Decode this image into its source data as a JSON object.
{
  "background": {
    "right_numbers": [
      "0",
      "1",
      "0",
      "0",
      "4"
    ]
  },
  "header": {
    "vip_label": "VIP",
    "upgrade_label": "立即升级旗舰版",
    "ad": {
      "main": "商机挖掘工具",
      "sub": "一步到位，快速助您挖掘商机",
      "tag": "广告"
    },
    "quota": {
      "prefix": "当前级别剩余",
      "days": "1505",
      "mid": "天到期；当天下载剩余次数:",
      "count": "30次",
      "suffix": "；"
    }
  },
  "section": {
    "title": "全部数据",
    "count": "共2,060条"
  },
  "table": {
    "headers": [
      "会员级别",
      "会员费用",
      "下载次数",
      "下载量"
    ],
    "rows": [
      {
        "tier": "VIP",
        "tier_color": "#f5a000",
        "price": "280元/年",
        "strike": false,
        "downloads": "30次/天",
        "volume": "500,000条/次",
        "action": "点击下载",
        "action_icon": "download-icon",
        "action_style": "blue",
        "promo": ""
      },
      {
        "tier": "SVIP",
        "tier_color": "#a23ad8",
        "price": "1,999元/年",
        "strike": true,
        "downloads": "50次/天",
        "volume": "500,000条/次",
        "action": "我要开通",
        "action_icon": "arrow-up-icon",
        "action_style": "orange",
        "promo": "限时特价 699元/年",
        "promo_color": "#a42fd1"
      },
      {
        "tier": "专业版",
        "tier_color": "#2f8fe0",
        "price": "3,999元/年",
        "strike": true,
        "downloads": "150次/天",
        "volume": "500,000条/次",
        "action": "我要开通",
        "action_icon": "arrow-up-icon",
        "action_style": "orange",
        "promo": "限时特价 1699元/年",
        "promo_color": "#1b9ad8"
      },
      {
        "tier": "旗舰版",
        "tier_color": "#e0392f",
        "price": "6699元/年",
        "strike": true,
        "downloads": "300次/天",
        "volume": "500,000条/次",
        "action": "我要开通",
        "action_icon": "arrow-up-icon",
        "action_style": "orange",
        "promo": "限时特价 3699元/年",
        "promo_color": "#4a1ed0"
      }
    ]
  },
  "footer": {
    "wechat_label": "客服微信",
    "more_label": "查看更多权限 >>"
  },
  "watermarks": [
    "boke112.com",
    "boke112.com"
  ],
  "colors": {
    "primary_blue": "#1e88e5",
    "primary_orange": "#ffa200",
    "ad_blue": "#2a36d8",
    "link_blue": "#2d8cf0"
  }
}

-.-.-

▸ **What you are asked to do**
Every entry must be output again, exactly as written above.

▸ **Completed task**
Decode this image into its source data as a JSON object.
{
  "background": {
    "right_numbers": [
      "0",
      "1",
      "0",
      "0",
      "4"
    ]
  },
  "header": {
    "vip_label": "VIP",
    "upgrade_label": "立即升级旗舰版",
    "ad": {
      "main": "商机挖掘工具",
      "sub": "一步到位，快速助您挖掘商机",
      "tag": "广告"
    },
    "quota": {
      "prefix": "当前级别剩余",
      "days": "1505",
      "mid": "天到期；当天下载剩余次数:",
      "count": "30次",
      "suffix": "；"
    }
  },
  "section": {
    "title": "全部数据",
    "count": "共2,060条"
  },
  "table": {
    "headers": [
      "会员级别",
      "会员费用",
      "下载次数",
      "下载量"
    ],
    "rows": [
      {
        "tier": "VIP",
        "tier_color": "#f5a000",
        "price": "280元/年",
        "strike": false,
        "downloads": "30次/天",
        "volume": "500,000条/次",
        "action": "点击下载",
        "action_icon": "download-icon",
        "action_style": "blue",
        "promo": ""
      },
      {
        "tier": "SVIP",
        "tier_color": "#a23ad8",
        "price": "1,999元/年",
        "strike": true,
        "downloads": "50次/天",
        "volume": "500,000条/次",
        "action": "我要开通",
        "action_icon": "arrow-up-icon",
        "action_style": "orange",
        "promo": "限时特价 699元/年",
        "promo_color": "#a42fd1"
      },
      {
        "tier": "专业版",
        "tier_color": "#2f8fe0",
        "price": "3,999元/年",
        "strike": true,
        "downloads": "150次/天",
        "volume": "500,000条/次",
        "action": "我要开通",
        "action_icon": "arrow-up-icon",
        "action_style": "orange",
        "promo": "限时特价 1699元/年",
        "promo_color": "#1b9ad8"
      },
      {
        "tier": "旗舰版",
        "tier_color": "#e0392f",
        "price": "6699元/年",
        "strike": true,
        "downloads": "300次/天",
        "volume": "500,000条/次",
        "action": "我要开通",
        "action_icon": "arrow-up-icon",
        "action_style": "orange",
        "promo": "限时特价 3699元/年",
        "promo_color": "#4a1ed0"
      }
    ]
  },
  "footer": {
    "wechat_label": "客服微信",
    "more_label": "查看更多权限 >>"
  },
  "watermarks": [
    "boke112.com",
    "boke112.com"
  ],
  "colors": {
    "primary_blue": "#1e88e5",
    "primary_orange": "#ffa200",
    "ad_blue": "#2a36d8",
    "link_blue": "#2d8cf0"
  }
}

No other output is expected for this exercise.